**** Input for this task

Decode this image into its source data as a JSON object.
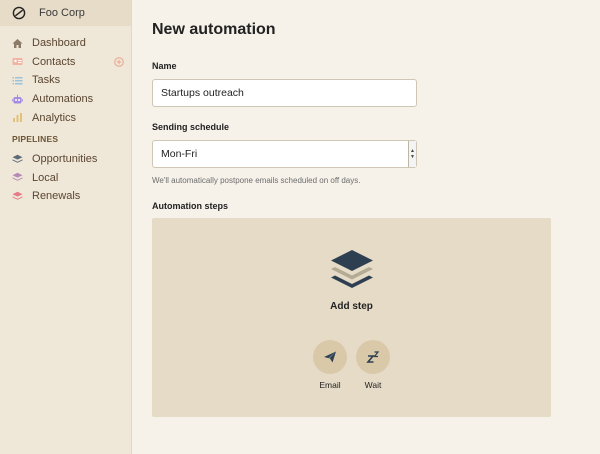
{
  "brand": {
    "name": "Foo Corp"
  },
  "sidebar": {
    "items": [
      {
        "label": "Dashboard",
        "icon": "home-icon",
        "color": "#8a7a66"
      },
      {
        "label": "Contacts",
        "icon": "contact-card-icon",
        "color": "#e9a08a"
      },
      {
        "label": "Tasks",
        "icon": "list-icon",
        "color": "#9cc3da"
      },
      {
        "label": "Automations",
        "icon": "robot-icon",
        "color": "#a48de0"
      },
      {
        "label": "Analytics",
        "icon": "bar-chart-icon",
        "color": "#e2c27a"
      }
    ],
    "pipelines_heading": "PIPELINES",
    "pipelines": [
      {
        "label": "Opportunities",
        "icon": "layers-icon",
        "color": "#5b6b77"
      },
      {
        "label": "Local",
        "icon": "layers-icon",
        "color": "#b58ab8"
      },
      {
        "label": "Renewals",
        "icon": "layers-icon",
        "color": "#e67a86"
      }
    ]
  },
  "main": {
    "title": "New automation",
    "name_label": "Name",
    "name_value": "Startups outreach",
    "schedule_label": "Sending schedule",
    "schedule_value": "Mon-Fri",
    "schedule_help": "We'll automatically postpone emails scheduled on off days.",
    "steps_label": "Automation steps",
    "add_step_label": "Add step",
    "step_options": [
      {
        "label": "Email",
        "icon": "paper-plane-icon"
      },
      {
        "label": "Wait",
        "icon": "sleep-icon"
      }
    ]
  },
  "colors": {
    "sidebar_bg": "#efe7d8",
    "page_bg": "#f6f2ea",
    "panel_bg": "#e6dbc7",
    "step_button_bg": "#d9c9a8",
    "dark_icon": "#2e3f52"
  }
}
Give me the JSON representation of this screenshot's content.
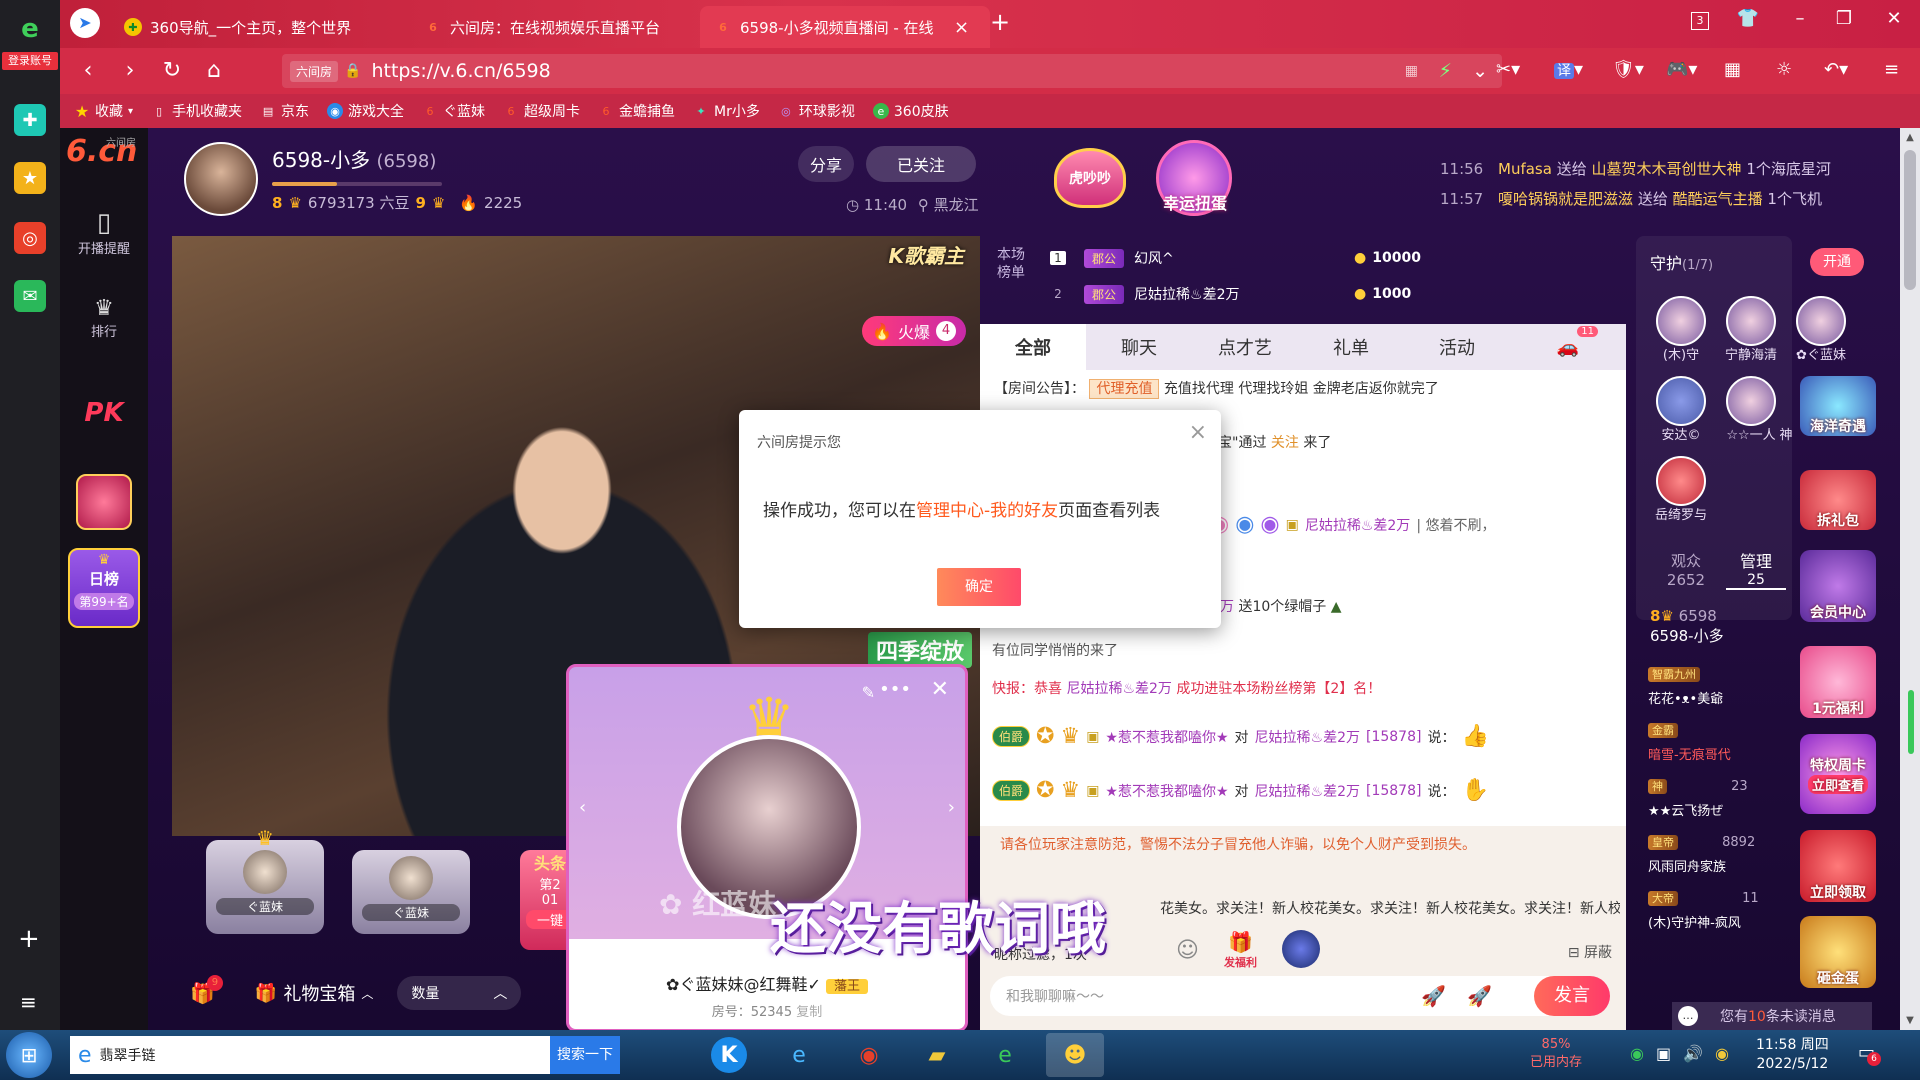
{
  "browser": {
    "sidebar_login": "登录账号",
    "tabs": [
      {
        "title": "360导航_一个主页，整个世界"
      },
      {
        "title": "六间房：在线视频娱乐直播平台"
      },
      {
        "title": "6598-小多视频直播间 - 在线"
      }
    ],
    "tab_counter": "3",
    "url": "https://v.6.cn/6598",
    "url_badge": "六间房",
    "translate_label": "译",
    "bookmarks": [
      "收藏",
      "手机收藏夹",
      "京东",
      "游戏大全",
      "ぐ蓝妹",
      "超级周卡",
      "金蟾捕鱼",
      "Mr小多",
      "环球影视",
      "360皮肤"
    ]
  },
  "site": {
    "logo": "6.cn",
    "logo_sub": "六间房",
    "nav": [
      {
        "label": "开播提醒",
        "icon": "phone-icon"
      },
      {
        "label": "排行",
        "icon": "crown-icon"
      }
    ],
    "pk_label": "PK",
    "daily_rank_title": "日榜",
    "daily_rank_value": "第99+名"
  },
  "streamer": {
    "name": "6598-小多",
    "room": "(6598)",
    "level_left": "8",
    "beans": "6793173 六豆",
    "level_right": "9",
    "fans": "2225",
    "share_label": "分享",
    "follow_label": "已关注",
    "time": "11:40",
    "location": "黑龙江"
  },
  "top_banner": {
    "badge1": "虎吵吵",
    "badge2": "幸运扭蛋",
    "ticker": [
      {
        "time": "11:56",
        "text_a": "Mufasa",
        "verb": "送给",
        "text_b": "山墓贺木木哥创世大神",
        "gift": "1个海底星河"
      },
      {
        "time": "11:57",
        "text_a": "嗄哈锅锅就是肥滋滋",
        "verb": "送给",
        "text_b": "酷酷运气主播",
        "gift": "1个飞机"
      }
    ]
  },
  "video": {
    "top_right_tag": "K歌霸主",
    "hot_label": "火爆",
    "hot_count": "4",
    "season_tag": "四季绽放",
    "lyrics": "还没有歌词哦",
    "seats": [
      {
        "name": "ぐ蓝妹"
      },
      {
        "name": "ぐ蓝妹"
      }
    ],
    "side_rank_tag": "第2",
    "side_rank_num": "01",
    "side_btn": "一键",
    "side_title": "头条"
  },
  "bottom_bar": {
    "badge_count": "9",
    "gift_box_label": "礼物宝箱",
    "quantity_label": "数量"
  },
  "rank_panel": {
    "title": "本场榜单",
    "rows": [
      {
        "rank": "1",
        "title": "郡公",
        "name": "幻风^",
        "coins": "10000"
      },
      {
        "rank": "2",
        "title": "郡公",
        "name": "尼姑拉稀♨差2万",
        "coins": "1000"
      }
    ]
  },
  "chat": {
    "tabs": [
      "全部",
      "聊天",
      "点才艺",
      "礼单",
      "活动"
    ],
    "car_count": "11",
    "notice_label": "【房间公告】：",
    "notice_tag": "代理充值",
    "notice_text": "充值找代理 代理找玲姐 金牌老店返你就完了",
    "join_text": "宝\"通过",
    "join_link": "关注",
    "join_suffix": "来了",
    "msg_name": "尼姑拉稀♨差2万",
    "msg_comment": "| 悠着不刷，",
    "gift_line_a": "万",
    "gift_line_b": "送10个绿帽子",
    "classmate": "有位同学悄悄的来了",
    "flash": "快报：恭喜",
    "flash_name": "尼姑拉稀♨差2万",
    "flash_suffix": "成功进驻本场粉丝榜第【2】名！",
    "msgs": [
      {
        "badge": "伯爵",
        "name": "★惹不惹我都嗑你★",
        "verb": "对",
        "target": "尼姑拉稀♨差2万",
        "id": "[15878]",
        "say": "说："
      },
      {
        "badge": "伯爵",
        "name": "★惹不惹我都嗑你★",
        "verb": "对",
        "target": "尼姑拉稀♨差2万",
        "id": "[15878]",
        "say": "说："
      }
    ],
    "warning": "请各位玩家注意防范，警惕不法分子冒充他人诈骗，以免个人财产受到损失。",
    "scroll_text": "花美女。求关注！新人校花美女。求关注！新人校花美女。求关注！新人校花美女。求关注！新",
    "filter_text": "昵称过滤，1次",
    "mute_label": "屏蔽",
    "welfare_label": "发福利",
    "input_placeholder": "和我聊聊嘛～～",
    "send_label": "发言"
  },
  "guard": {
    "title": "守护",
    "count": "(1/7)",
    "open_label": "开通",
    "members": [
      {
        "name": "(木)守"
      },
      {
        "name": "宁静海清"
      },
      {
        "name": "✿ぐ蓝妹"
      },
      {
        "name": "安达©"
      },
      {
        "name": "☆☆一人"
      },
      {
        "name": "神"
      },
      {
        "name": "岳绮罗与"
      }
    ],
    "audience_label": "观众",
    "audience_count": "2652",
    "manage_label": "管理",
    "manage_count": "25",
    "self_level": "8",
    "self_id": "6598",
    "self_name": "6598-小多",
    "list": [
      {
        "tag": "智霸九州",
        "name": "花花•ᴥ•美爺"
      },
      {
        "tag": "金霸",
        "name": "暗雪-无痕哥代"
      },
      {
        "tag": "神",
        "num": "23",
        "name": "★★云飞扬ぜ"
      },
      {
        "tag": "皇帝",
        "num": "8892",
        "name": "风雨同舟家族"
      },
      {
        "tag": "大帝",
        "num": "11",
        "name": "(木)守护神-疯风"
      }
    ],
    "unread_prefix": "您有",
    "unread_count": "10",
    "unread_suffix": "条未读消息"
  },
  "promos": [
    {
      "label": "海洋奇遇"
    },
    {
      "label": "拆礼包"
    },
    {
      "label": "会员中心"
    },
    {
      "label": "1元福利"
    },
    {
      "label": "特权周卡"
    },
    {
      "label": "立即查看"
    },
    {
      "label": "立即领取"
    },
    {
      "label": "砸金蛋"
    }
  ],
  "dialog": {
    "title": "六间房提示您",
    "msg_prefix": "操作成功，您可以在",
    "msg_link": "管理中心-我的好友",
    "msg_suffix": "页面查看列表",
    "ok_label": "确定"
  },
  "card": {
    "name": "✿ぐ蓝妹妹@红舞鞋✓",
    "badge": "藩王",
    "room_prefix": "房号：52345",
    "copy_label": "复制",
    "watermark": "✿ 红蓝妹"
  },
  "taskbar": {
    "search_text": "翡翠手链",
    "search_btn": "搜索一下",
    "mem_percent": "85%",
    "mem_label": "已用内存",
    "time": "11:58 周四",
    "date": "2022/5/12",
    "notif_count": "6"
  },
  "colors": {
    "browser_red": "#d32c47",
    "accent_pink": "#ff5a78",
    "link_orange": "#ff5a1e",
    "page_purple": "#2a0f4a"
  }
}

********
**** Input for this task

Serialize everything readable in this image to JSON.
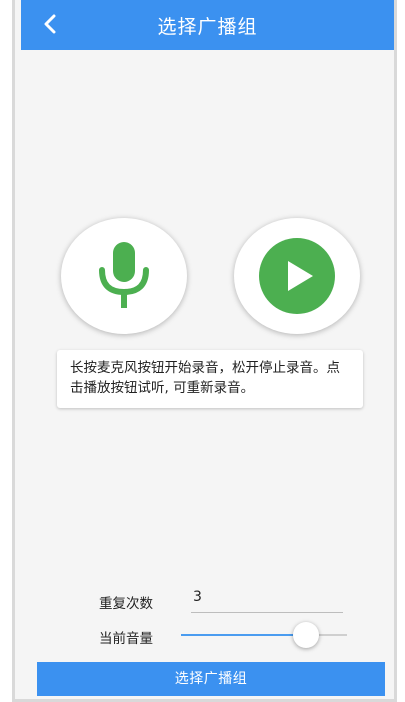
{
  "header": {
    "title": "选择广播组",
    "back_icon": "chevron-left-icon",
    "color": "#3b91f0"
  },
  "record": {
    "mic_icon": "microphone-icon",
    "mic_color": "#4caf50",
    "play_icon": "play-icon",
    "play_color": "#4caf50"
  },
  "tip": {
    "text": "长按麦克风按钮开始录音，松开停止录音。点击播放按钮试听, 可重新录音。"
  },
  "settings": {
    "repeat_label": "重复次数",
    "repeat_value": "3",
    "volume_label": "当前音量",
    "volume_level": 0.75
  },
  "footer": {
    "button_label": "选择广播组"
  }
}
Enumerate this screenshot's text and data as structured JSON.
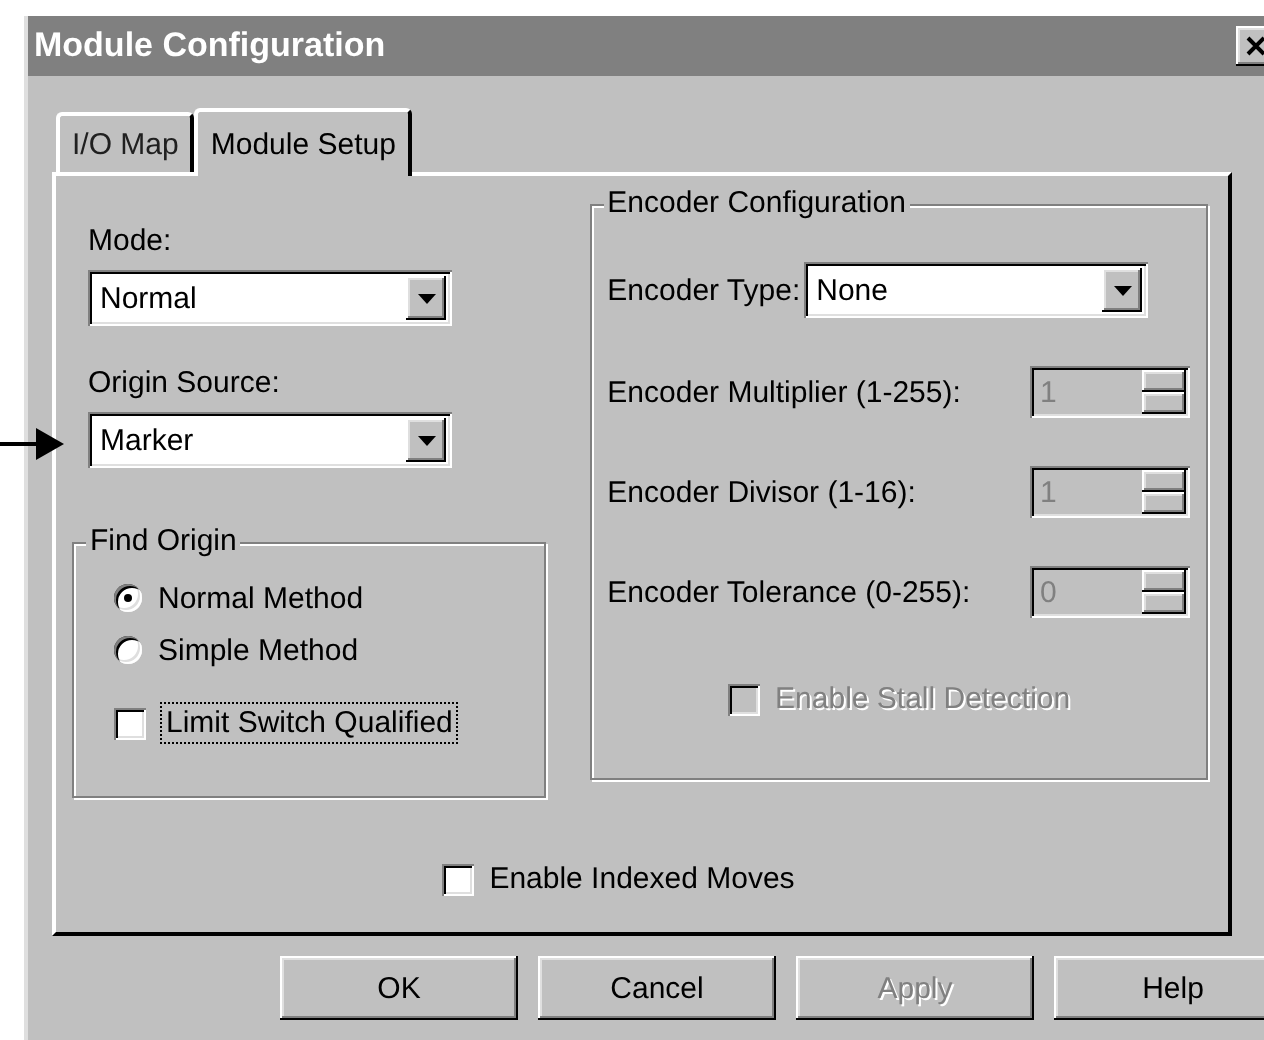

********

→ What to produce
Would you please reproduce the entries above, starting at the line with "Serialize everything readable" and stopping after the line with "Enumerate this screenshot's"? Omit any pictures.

→ Worked solution
Serialize everything readable in this image to JSON.
{
  "header": {
    "title": "选择广播组",
    "back_icon": "chevron-left-icon",
    "color": "#3b91f0"
  },
  "record": {
    "mic_icon": "microphone-icon",
    "mic_color": "#4caf50",
    "play_icon": "play-icon",
    "play_color": "#4caf50"
  },
  "tip": {
    "text": "长按麦克风按钮开始录音，松开停止录音。点击播放按钮试听, 可重新录音。"
  },
  "settings": {
    "repeat_label": "重复次数",
    "repeat_value": "3",
    "volume_label": "当前音量",
    "volume_level": 0.75
  },
  "footer": {
    "button_label": "选择广播组"
  }
}
Enumerate this screenshot's text and data as structured JSON.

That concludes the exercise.